WHAT TO WORK ON: For each line below that holds "loaded", return the line as it stands.

DATASET EXCERPTS:
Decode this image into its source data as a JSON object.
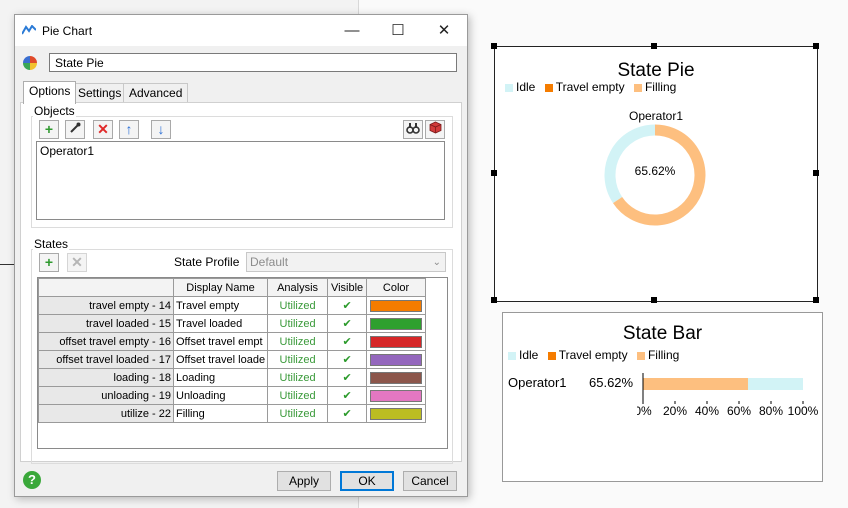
{
  "dialog": {
    "title": "Pie Chart",
    "name_value": "State Pie",
    "tabs": [
      {
        "label": "Options"
      },
      {
        "label": "Settings"
      },
      {
        "label": "Advanced"
      }
    ],
    "objects_label": "Objects",
    "objects": [
      "Operator1"
    ],
    "states_label": "States",
    "state_profile_label": "State Profile",
    "state_profile_value": "Default",
    "table": {
      "headers": [
        "Display Name",
        "Analysis",
        "Visible",
        "Color"
      ],
      "rows": [
        {
          "state": "travel empty - 14",
          "display": "Travel empty",
          "analysis": "Utilized",
          "visible": "✔",
          "color": "#f57c00"
        },
        {
          "state": "travel loaded - 15",
          "display": "Travel loaded",
          "analysis": "Utilized",
          "visible": "✔",
          "color": "#2ea02e"
        },
        {
          "state": "offset travel empty - 16",
          "display": "Offset travel empt",
          "analysis": "Utilized",
          "visible": "✔",
          "color": "#d62728"
        },
        {
          "state": "offset travel loaded - 17",
          "display": "Offset travel loade",
          "analysis": "Utilized",
          "visible": "✔",
          "color": "#9467bd"
        },
        {
          "state": "loading - 18",
          "display": "Loading",
          "analysis": "Utilized",
          "visible": "✔",
          "color": "#8c564b"
        },
        {
          "state": "unloading - 19",
          "display": "Unloading",
          "analysis": "Utilized",
          "visible": "✔",
          "color": "#e377c2"
        },
        {
          "state": "utilize - 22",
          "display": "Filling",
          "analysis": "Utilized",
          "visible": "✔",
          "color": "#bcbd22"
        }
      ]
    },
    "buttons": {
      "apply": "Apply",
      "ok": "OK",
      "cancel": "Cancel"
    }
  },
  "pie_chart": {
    "title": "State Pie",
    "legend": [
      {
        "label": "Idle",
        "color": "#d2f3f6"
      },
      {
        "label": "Travel empty",
        "color": "#f57c00"
      },
      {
        "label": "Filling",
        "color": "#fdbf7f"
      }
    ],
    "object_label": "Operator1",
    "center_text": "65.62%"
  },
  "bar_chart": {
    "title": "State Bar",
    "legend": [
      {
        "label": "Idle",
        "color": "#d2f3f6"
      },
      {
        "label": "Travel empty",
        "color": "#f57c00"
      },
      {
        "label": "Filling",
        "color": "#fdbf7f"
      }
    ],
    "row_label": "Operator1",
    "row_value": "65.62%",
    "ticks": [
      "0%",
      "20%",
      "40%",
      "60%",
      "80%",
      "100%"
    ]
  },
  "chart_data": [
    {
      "type": "pie",
      "title": "State Pie",
      "categories": [
        "Idle",
        "Filling"
      ],
      "values": [
        34.38,
        65.62
      ],
      "colors": [
        "#d2f3f6",
        "#fdbf7f"
      ]
    },
    {
      "type": "bar",
      "title": "State Bar",
      "categories": [
        "Operator1"
      ],
      "series": [
        {
          "name": "Filling",
          "values": [
            65.62
          ]
        },
        {
          "name": "Idle",
          "values": [
            34.38
          ]
        }
      ],
      "xlim": [
        0,
        100
      ]
    }
  ]
}
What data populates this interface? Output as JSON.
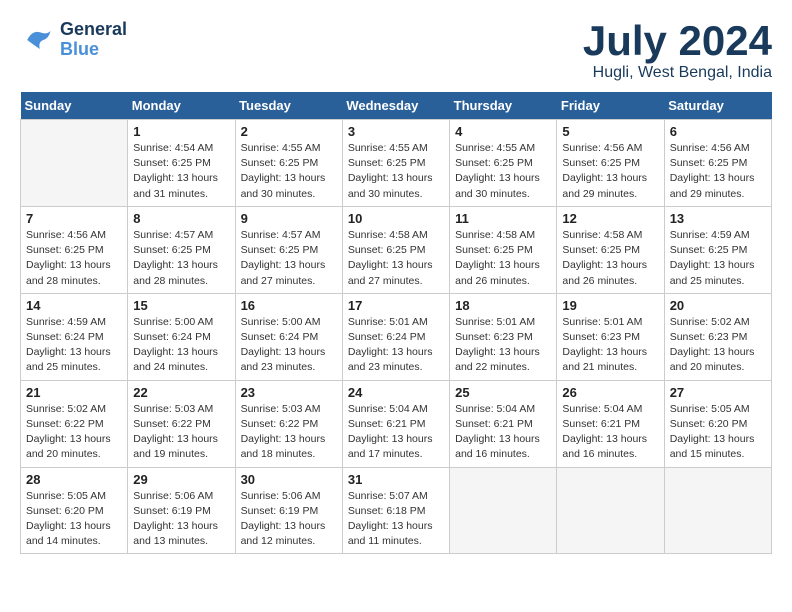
{
  "header": {
    "logo_line1": "General",
    "logo_line2": "Blue",
    "month_year": "July 2024",
    "location": "Hugli, West Bengal, India"
  },
  "weekdays": [
    "Sunday",
    "Monday",
    "Tuesday",
    "Wednesday",
    "Thursday",
    "Friday",
    "Saturday"
  ],
  "weeks": [
    [
      {
        "day": "",
        "info": ""
      },
      {
        "day": "1",
        "info": "Sunrise: 4:54 AM\nSunset: 6:25 PM\nDaylight: 13 hours\nand 31 minutes."
      },
      {
        "day": "2",
        "info": "Sunrise: 4:55 AM\nSunset: 6:25 PM\nDaylight: 13 hours\nand 30 minutes."
      },
      {
        "day": "3",
        "info": "Sunrise: 4:55 AM\nSunset: 6:25 PM\nDaylight: 13 hours\nand 30 minutes."
      },
      {
        "day": "4",
        "info": "Sunrise: 4:55 AM\nSunset: 6:25 PM\nDaylight: 13 hours\nand 30 minutes."
      },
      {
        "day": "5",
        "info": "Sunrise: 4:56 AM\nSunset: 6:25 PM\nDaylight: 13 hours\nand 29 minutes."
      },
      {
        "day": "6",
        "info": "Sunrise: 4:56 AM\nSunset: 6:25 PM\nDaylight: 13 hours\nand 29 minutes."
      }
    ],
    [
      {
        "day": "7",
        "info": "Sunrise: 4:56 AM\nSunset: 6:25 PM\nDaylight: 13 hours\nand 28 minutes."
      },
      {
        "day": "8",
        "info": "Sunrise: 4:57 AM\nSunset: 6:25 PM\nDaylight: 13 hours\nand 28 minutes."
      },
      {
        "day": "9",
        "info": "Sunrise: 4:57 AM\nSunset: 6:25 PM\nDaylight: 13 hours\nand 27 minutes."
      },
      {
        "day": "10",
        "info": "Sunrise: 4:58 AM\nSunset: 6:25 PM\nDaylight: 13 hours\nand 27 minutes."
      },
      {
        "day": "11",
        "info": "Sunrise: 4:58 AM\nSunset: 6:25 PM\nDaylight: 13 hours\nand 26 minutes."
      },
      {
        "day": "12",
        "info": "Sunrise: 4:58 AM\nSunset: 6:25 PM\nDaylight: 13 hours\nand 26 minutes."
      },
      {
        "day": "13",
        "info": "Sunrise: 4:59 AM\nSunset: 6:25 PM\nDaylight: 13 hours\nand 25 minutes."
      }
    ],
    [
      {
        "day": "14",
        "info": "Sunrise: 4:59 AM\nSunset: 6:24 PM\nDaylight: 13 hours\nand 25 minutes."
      },
      {
        "day": "15",
        "info": "Sunrise: 5:00 AM\nSunset: 6:24 PM\nDaylight: 13 hours\nand 24 minutes."
      },
      {
        "day": "16",
        "info": "Sunrise: 5:00 AM\nSunset: 6:24 PM\nDaylight: 13 hours\nand 23 minutes."
      },
      {
        "day": "17",
        "info": "Sunrise: 5:01 AM\nSunset: 6:24 PM\nDaylight: 13 hours\nand 23 minutes."
      },
      {
        "day": "18",
        "info": "Sunrise: 5:01 AM\nSunset: 6:23 PM\nDaylight: 13 hours\nand 22 minutes."
      },
      {
        "day": "19",
        "info": "Sunrise: 5:01 AM\nSunset: 6:23 PM\nDaylight: 13 hours\nand 21 minutes."
      },
      {
        "day": "20",
        "info": "Sunrise: 5:02 AM\nSunset: 6:23 PM\nDaylight: 13 hours\nand 20 minutes."
      }
    ],
    [
      {
        "day": "21",
        "info": "Sunrise: 5:02 AM\nSunset: 6:22 PM\nDaylight: 13 hours\nand 20 minutes."
      },
      {
        "day": "22",
        "info": "Sunrise: 5:03 AM\nSunset: 6:22 PM\nDaylight: 13 hours\nand 19 minutes."
      },
      {
        "day": "23",
        "info": "Sunrise: 5:03 AM\nSunset: 6:22 PM\nDaylight: 13 hours\nand 18 minutes."
      },
      {
        "day": "24",
        "info": "Sunrise: 5:04 AM\nSunset: 6:21 PM\nDaylight: 13 hours\nand 17 minutes."
      },
      {
        "day": "25",
        "info": "Sunrise: 5:04 AM\nSunset: 6:21 PM\nDaylight: 13 hours\nand 16 minutes."
      },
      {
        "day": "26",
        "info": "Sunrise: 5:04 AM\nSunset: 6:21 PM\nDaylight: 13 hours\nand 16 minutes."
      },
      {
        "day": "27",
        "info": "Sunrise: 5:05 AM\nSunset: 6:20 PM\nDaylight: 13 hours\nand 15 minutes."
      }
    ],
    [
      {
        "day": "28",
        "info": "Sunrise: 5:05 AM\nSunset: 6:20 PM\nDaylight: 13 hours\nand 14 minutes."
      },
      {
        "day": "29",
        "info": "Sunrise: 5:06 AM\nSunset: 6:19 PM\nDaylight: 13 hours\nand 13 minutes."
      },
      {
        "day": "30",
        "info": "Sunrise: 5:06 AM\nSunset: 6:19 PM\nDaylight: 13 hours\nand 12 minutes."
      },
      {
        "day": "31",
        "info": "Sunrise: 5:07 AM\nSunset: 6:18 PM\nDaylight: 13 hours\nand 11 minutes."
      },
      {
        "day": "",
        "info": ""
      },
      {
        "day": "",
        "info": ""
      },
      {
        "day": "",
        "info": ""
      }
    ]
  ]
}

EXERCISE RESULT:
          "state": "travel loaded - 15",
          "display": "Travel loaded",
          "state": "offset travel loaded - 17",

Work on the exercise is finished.